*** Data records ***

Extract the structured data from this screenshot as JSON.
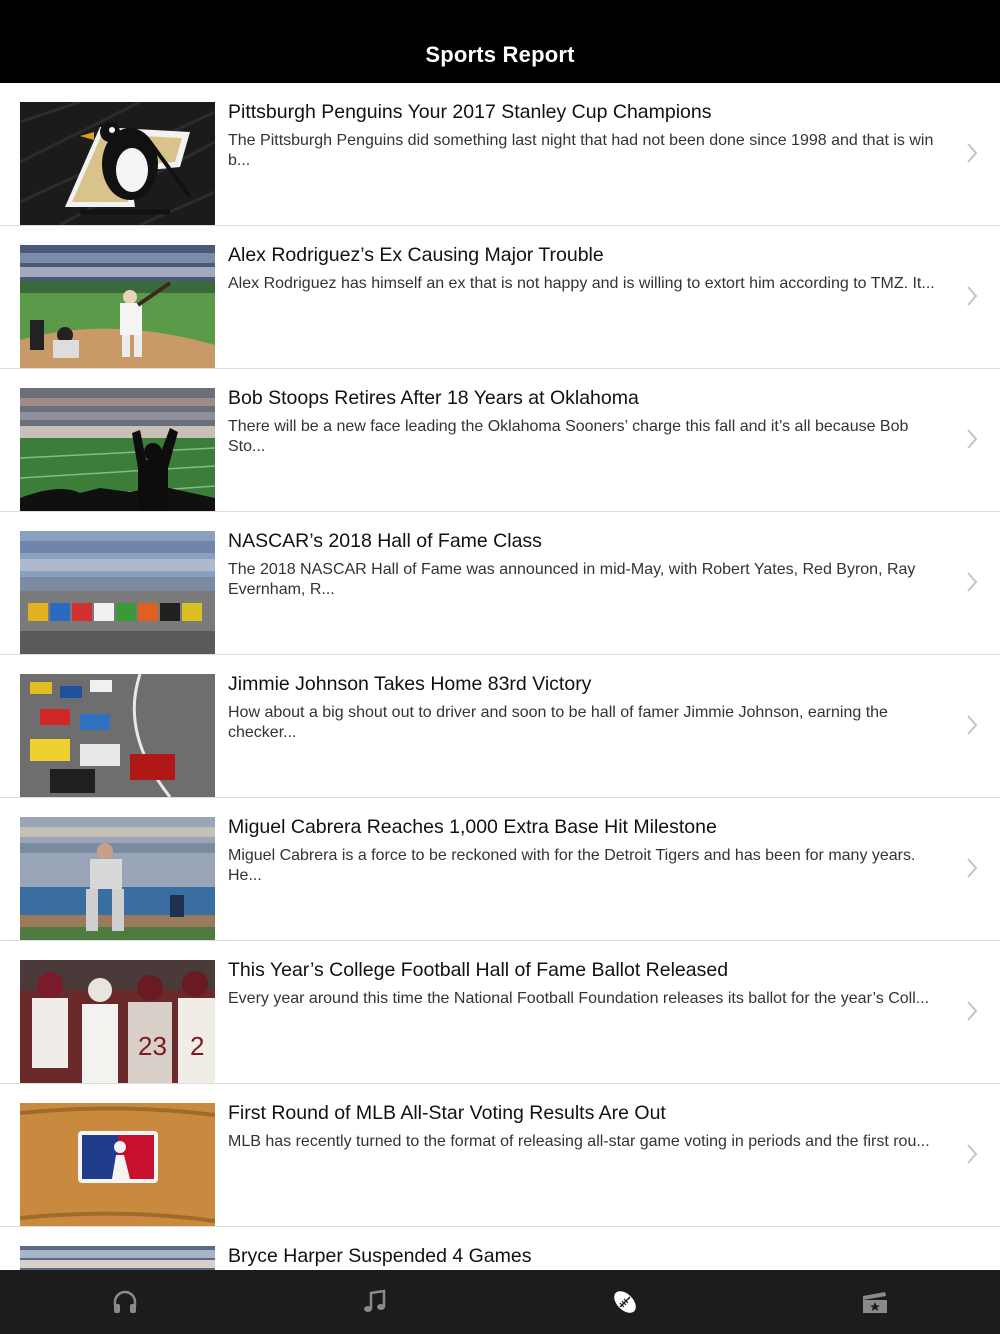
{
  "navbar": {
    "title": "Sports Report"
  },
  "articles": [
    {
      "title": "Pittsburgh Penguins Your 2017 Stanley Cup Champions",
      "summary": "The Pittsburgh Penguins did something last night that had not been done since 1998 and that is win b...",
      "thumbnail": "penguins-logo-jersey"
    },
    {
      "title": "Alex Rodriguez’s Ex Causing Major Trouble",
      "summary": "Alex Rodriguez has himself an ex that is not happy and is willing to extort him according to TMZ. It...",
      "thumbnail": "baseball-batter-at-plate"
    },
    {
      "title": "Bob Stoops Retires After 18 Years at Oklahoma",
      "summary": "There will be a new face leading the Oklahoma Sooners’ charge this fall and it’s all because Bob Sto...",
      "thumbnail": "football-stadium-fan-silhouette"
    },
    {
      "title": "NASCAR’s 2018 Hall of Fame Class",
      "summary": "The 2018 NASCAR Hall of Fame was announced in mid-May, with Robert Yates, Red Byron, Ray Evernham, R...",
      "thumbnail": "nascar-cars-lined-up"
    },
    {
      "title": "Jimmie Johnson Takes Home 83rd Victory",
      "summary": "How about a big shout out to driver and soon to be hall of famer Jimmie Johnson, earning the checker...",
      "thumbnail": "nascar-race-on-track"
    },
    {
      "title": "Miguel Cabrera Reaches 1,000 Extra Base Hit Milestone",
      "summary": "Miguel Cabrera is a force to be reckoned with for the Detroit Tigers and has been for many years. He...",
      "thumbnail": "baseball-infielder"
    },
    {
      "title": "This Year’s College Football Hall of Fame Ballot Released",
      "summary": "Every year around this time the National Football Foundation releases its ballot for the year’s Coll...",
      "thumbnail": "college-football-players"
    },
    {
      "title": "First Round of MLB All-Star Voting Results Are Out",
      "summary": "MLB has recently turned to the format of releasing all-star game voting in periods and the first rou...",
      "thumbnail": "mlb-logo-on-glove"
    },
    {
      "title": "Bryce Harper Suspended 4 Games",
      "summary": "",
      "thumbnail": "baseball-crowd"
    }
  ],
  "tabbar": {
    "tabs": [
      {
        "icon": "headphones-icon",
        "selected": false
      },
      {
        "icon": "music-note-icon",
        "selected": false
      },
      {
        "icon": "football-icon",
        "selected": true
      },
      {
        "icon": "ticket-icon",
        "selected": false
      }
    ],
    "colors": {
      "selected": "#ffffff",
      "unselected": "#8a8a8a"
    }
  }
}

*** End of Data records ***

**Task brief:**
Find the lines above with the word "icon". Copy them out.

**Answer to the exercise:**
        "icon": "headphones-icon",
        "icon": "music-note-icon",
        "icon": "football-icon",
        "icon": "ticket-icon",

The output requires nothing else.